Regardless of whether you got back to me or not, I figured I could at least learn from your example, but you’ve maintained a barometric control on your inherent douche-ness…you laid low during the Olympics, kept both your cool and a tight lid on the whole Afghanistan detainee thing. I was starting to feel a little cheated, that I wasn’t going to see the kind of assholery I’ve come to enjoy from you…that is, until the G20 last weekend.
I have to ask...doesn't it get hot wearing that thing?

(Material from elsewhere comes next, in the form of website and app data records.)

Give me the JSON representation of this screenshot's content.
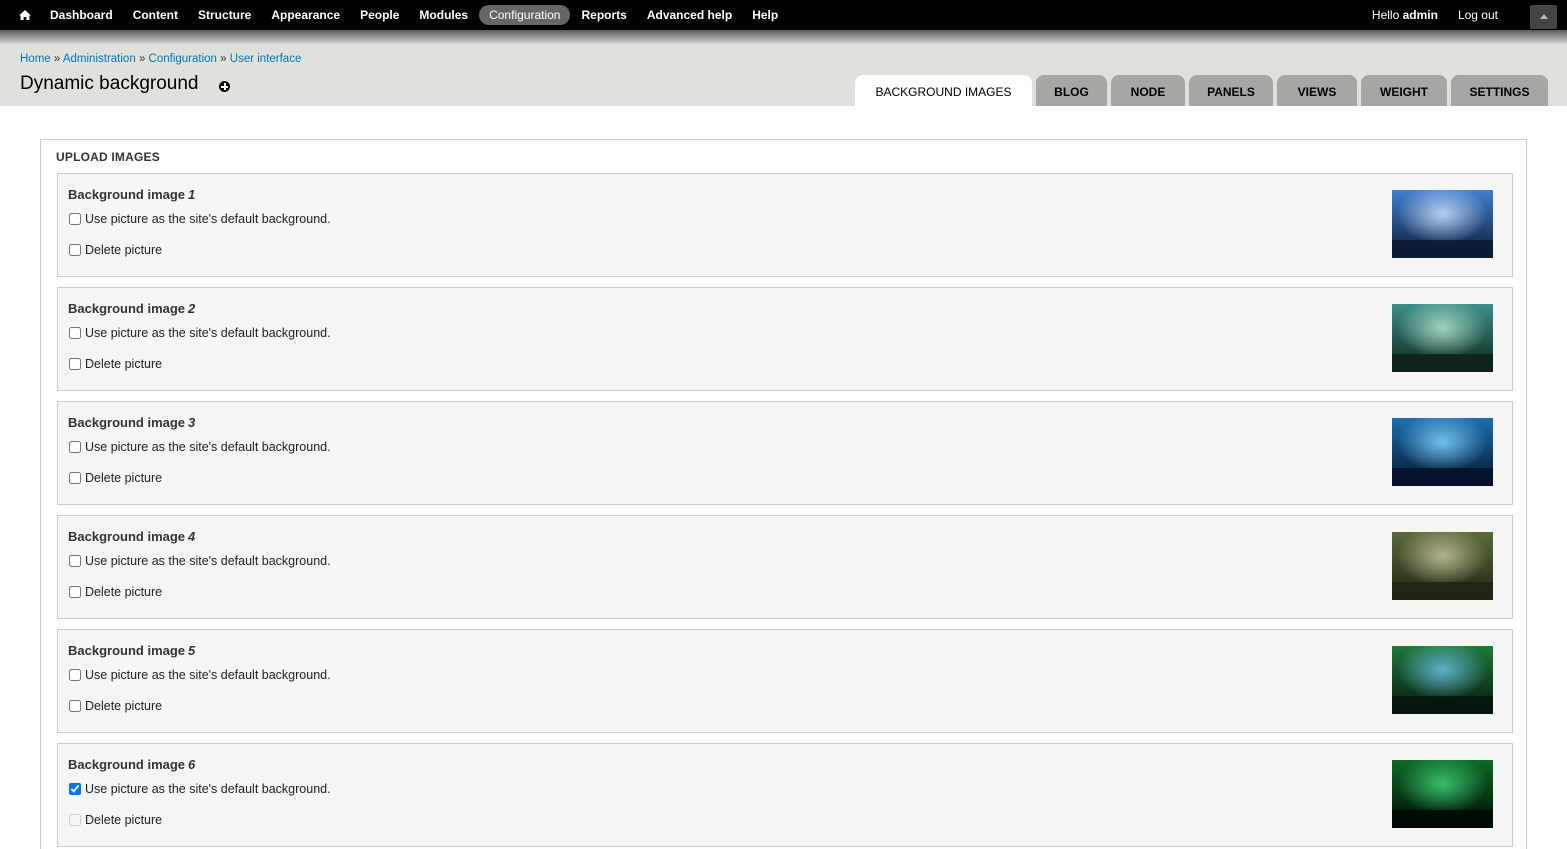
{
  "toolbar": {
    "menu": [
      "Dashboard",
      "Content",
      "Structure",
      "Appearance",
      "People",
      "Modules",
      "Configuration",
      "Reports",
      "Advanced help",
      "Help"
    ],
    "active": "Configuration",
    "hello_prefix": "Hello ",
    "username": "admin",
    "logout": "Log out",
    "home_icon": "home-icon",
    "drawer_icon": "caret-up-icon"
  },
  "breadcrumb": {
    "items": [
      "Home",
      "Administration",
      "Configuration",
      "User interface"
    ],
    "separator": "»"
  },
  "page_title": "Dynamic background",
  "tabs": [
    "BACKGROUND IMAGES",
    "BLOG",
    "NODE",
    "PANELS",
    "VIEWS",
    "WEIGHT",
    "SETTINGS"
  ],
  "active_tab": "BACKGROUND IMAGES",
  "fieldset": {
    "legend": "UPLOAD IMAGES",
    "items": [
      {
        "label": "Background image",
        "number": "1",
        "default_label": "Use picture as the site's default background.",
        "default_checked": false,
        "delete_label": "Delete picture",
        "delete_disabled": false
      },
      {
        "label": "Background image",
        "number": "2",
        "default_label": "Use picture as the site's default background.",
        "default_checked": false,
        "delete_label": "Delete picture",
        "delete_disabled": false
      },
      {
        "label": "Background image",
        "number": "3",
        "default_label": "Use picture as the site's default background.",
        "default_checked": false,
        "delete_label": "Delete picture",
        "delete_disabled": false
      },
      {
        "label": "Background image",
        "number": "4",
        "default_label": "Use picture as the site's default background.",
        "default_checked": false,
        "delete_label": "Delete picture",
        "delete_disabled": false
      },
      {
        "label": "Background image",
        "number": "5",
        "default_label": "Use picture as the site's default background.",
        "default_checked": false,
        "delete_label": "Delete picture",
        "delete_disabled": false
      },
      {
        "label": "Background image",
        "number": "6",
        "default_label": "Use picture as the site's default background.",
        "default_checked": true,
        "delete_label": "Delete picture",
        "delete_disabled": true
      }
    ]
  },
  "thumb_colors": [
    [
      "#0a1a33",
      "#3f7fd0",
      "#cfe4ff"
    ],
    [
      "#0d2218",
      "#3c8f8a",
      "#b5e6d0"
    ],
    [
      "#04122a",
      "#1d6fb0",
      "#7fd4ff"
    ],
    [
      "#1c2414",
      "#5b6b3a",
      "#c9c4a0"
    ],
    [
      "#07140c",
      "#1e7a3a",
      "#6ac0e8"
    ],
    [
      "#000805",
      "#0e6b25",
      "#3fd37a"
    ]
  ]
}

Now, we both know that many hands have been wrung over the money you spent on security…a billion dollars, almost 51 times the cost of G20 security in Pittsburgh last year, and more than all security costs for previous G8/G20s combined. With that much cheese one could be excused for thinking you created a clone army of riot police, or perhaps hired the A-Team. One has to wonder how much of it actually went to security as opposed to, say, pork barrel projects in federal ridings that could prove crucial in the next election, but I’m just talking out my ass there – although if that did happen, then good for you! Supreme dick move/quasi abuse of power! (Oh wait, wasn’t that exactly the sort of thing you hammered the Liberals for during when the sponsorship scandal? Never mind.)